Work instructions ::
Output every record exactly, and nothing more.

Provided records ::
◆ ◆ ◆

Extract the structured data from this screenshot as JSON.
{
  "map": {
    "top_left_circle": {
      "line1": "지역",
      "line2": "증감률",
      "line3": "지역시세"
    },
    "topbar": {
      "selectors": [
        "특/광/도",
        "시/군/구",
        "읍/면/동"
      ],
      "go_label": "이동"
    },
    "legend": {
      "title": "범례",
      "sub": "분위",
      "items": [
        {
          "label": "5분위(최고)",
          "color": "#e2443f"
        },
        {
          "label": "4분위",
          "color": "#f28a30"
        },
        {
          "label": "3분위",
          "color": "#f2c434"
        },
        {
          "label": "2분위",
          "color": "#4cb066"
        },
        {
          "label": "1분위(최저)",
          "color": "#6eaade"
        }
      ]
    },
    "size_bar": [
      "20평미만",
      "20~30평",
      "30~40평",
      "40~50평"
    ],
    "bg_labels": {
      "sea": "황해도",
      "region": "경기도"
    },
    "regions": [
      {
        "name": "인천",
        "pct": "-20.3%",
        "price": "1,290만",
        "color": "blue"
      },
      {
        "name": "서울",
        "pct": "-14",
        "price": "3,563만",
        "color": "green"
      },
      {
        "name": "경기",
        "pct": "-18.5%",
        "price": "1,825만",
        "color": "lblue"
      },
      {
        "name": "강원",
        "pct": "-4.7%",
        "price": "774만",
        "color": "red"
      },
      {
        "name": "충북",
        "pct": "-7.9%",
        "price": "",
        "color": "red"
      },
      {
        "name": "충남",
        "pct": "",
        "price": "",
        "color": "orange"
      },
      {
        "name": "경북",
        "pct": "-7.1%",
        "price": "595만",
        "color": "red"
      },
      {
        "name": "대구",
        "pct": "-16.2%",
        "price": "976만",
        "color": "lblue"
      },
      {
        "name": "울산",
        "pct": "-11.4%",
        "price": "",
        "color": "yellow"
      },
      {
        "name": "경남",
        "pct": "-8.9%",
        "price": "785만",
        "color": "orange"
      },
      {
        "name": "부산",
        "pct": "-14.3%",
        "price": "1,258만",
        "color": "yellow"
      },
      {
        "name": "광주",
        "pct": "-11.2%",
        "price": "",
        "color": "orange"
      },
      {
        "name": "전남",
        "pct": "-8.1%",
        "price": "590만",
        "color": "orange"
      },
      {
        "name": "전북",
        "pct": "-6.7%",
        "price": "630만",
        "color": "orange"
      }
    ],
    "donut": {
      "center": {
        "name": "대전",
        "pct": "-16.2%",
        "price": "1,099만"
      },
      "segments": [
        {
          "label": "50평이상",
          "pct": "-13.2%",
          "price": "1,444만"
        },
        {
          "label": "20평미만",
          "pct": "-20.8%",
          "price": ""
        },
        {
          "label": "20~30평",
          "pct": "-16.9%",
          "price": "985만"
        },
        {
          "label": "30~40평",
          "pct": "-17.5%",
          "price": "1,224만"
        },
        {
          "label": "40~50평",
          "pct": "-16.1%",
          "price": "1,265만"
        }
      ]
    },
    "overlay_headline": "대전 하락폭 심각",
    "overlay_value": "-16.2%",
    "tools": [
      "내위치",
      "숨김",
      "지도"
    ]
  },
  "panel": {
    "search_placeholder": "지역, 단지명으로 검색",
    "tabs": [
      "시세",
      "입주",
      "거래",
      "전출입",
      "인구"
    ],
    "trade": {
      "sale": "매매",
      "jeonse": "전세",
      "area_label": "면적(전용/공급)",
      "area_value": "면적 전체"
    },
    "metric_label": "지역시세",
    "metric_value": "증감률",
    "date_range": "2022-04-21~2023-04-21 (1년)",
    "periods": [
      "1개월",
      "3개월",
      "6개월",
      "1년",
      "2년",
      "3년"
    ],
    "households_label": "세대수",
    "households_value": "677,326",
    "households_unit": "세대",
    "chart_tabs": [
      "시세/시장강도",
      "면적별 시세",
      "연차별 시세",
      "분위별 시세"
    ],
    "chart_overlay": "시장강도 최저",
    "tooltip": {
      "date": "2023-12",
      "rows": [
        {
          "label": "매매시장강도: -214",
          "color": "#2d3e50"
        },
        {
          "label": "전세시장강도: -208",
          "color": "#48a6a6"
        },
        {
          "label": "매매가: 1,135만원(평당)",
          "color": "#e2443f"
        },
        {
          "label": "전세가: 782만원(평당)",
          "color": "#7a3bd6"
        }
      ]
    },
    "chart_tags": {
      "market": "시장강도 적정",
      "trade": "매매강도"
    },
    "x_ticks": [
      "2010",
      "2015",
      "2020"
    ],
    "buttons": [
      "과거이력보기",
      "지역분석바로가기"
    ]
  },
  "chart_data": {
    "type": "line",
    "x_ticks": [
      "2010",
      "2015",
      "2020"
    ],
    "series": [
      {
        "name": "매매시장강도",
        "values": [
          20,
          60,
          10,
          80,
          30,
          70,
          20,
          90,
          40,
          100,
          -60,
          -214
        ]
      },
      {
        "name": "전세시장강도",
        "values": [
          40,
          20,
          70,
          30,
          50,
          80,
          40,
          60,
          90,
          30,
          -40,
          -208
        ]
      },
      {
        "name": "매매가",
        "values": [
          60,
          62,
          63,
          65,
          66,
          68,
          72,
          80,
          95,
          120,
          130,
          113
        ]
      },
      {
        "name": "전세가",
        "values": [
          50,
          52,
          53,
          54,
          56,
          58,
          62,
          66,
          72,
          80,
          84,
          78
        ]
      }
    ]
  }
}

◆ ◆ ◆

Task result ::
Extract the structured data from this screenshot as JSON.
{
  "map": {
    "top_left_circle": {
      "line1": "지역",
      "line2": "증감률",
      "line3": "지역시세"
    },
    "topbar": {
      "selectors": [
        "특/광/도",
        "시/군/구",
        "읍/면/동"
      ],
      "go_label": "이동"
    },
    "legend": {
      "title": "범례",
      "sub": "분위",
      "items": [
        {
          "label": "5분위(최고)",
          "color": "#e2443f"
        },
        {
          "label": "4분위",
          "color": "#f28a30"
        },
        {
          "label": "3분위",
          "color": "#f2c434"
        },
        {
          "label": "2분위",
          "color": "#4cb066"
        },
        {
          "label": "1분위(최저)",
          "color": "#6eaade"
        }
      ]
    },
    "size_bar": [
      "20평미만",
      "20~30평",
      "30~40평",
      "40~50평"
    ],
    "bg_labels": {
      "sea": "황해도",
      "region": "경기도"
    },
    "regions": [
      {
        "name": "인천",
        "pct": "-20.3%",
        "price": "1,290만",
        "color": "blue"
      },
      {
        "name": "서울",
        "pct": "-14",
        "price": "3,563만",
        "color": "green"
      },
      {
        "name": "경기",
        "pct": "-18.5%",
        "price": "1,825만",
        "color": "lblue"
      },
      {
        "name": "강원",
        "pct": "-4.7%",
        "price": "774만",
        "color": "red"
      },
      {
        "name": "충북",
        "pct": "-7.9%",
        "price": "",
        "color": "red"
      },
      {
        "name": "충남",
        "pct": "",
        "price": "",
        "color": "orange"
      },
      {
        "name": "경북",
        "pct": "-7.1%",
        "price": "595만",
        "color": "red"
      },
      {
        "name": "대구",
        "pct": "-16.2%",
        "price": "976만",
        "color": "lblue"
      },
      {
        "name": "울산",
        "pct": "-11.4%",
        "price": "",
        "color": "yellow"
      },
      {
        "name": "경남",
        "pct": "-8.9%",
        "price": "785만",
        "color": "orange"
      },
      {
        "name": "부산",
        "pct": "-14.3%",
        "price": "1,258만",
        "color": "yellow"
      },
      {
        "name": "광주",
        "pct": "-11.2%",
        "price": "",
        "color": "orange"
      },
      {
        "name": "전남",
        "pct": "-8.1%",
        "price": "590만",
        "color": "orange"
      },
      {
        "name": "전북",
        "pct": "-6.7%",
        "price": "630만",
        "color": "orange"
      }
    ],
    "donut": {
      "center": {
        "name": "대전",
        "pct": "-16.2%",
        "price": "1,099만"
      },
      "segments": [
        {
          "label": "50평이상",
          "pct": "-13.2%",
          "price": "1,444만"
        },
        {
          "label": "20평미만",
          "pct": "-20.8%",
          "price": ""
        },
        {
          "label": "20~30평",
          "pct": "-16.9%",
          "price": "985만"
        },
        {
          "label": "30~40평",
          "pct": "-17.5%",
          "price": "1,224만"
        },
        {
          "label": "40~50평",
          "pct": "-16.1%",
          "price": "1,265만"
        }
      ]
    },
    "overlay_headline": "대전 하락폭 심각",
    "overlay_value": "-16.2%",
    "tools": [
      "내위치",
      "숨김",
      "지도"
    ]
  },
  "panel": {
    "search_placeholder": "지역, 단지명으로 검색",
    "tabs": [
      "시세",
      "입주",
      "거래",
      "전출입",
      "인구"
    ],
    "trade": {
      "sale": "매매",
      "jeonse": "전세",
      "area_label": "면적(전용/공급)",
      "area_value": "면적 전체"
    },
    "metric_label": "지역시세",
    "metric_value": "증감률",
    "date_range": "2022-04-21~2023-04-21 (1년)",
    "periods": [
      "1개월",
      "3개월",
      "6개월",
      "1년",
      "2년",
      "3년"
    ],
    "households_label": "세대수",
    "households_value": "677,326",
    "households_unit": "세대",
    "chart_tabs": [
      "시세/시장강도",
      "면적별 시세",
      "연차별 시세",
      "분위별 시세"
    ],
    "chart_overlay": "시장강도 최저",
    "tooltip": {
      "date": "2023-12",
      "rows": [
        {
          "label": "매매시장강도: -214",
          "color": "#2d3e50"
        },
        {
          "label": "전세시장강도: -208",
          "color": "#48a6a6"
        },
        {
          "label": "매매가: 1,135만원(평당)",
          "color": "#e2443f"
        },
        {
          "label": "전세가: 782만원(평당)",
          "color": "#7a3bd6"
        }
      ]
    },
    "chart_tags": {
      "market": "시장강도 적정",
      "trade": "매매강도"
    },
    "x_ticks": [
      "2010",
      "2015",
      "2020"
    ],
    "buttons": [
      "과거이력보기",
      "지역분석바로가기"
    ]
  },
  "chart_data": {
    "type": "line",
    "x_ticks": [
      "2010",
      "2015",
      "2020"
    ],
    "series": [
      {
        "name": "매매시장강도",
        "values": [
          20,
          60,
          10,
          80,
          30,
          70,
          20,
          90,
          40,
          100,
          -60,
          -214
        ]
      },
      {
        "name": "전세시장강도",
        "values": [
          40,
          20,
          70,
          30,
          50,
          80,
          40,
          60,
          90,
          30,
          -40,
          -208
        ]
      },
      {
        "name": "매매가",
        "values": [
          60,
          62,
          63,
          65,
          66,
          68,
          72,
          80,
          95,
          120,
          130,
          113
        ]
      },
      {
        "name": "전세가",
        "values": [
          50,
          52,
          53,
          54,
          56,
          58,
          62,
          66,
          72,
          80,
          84,
          78
        ]
      }
    ]
  }
}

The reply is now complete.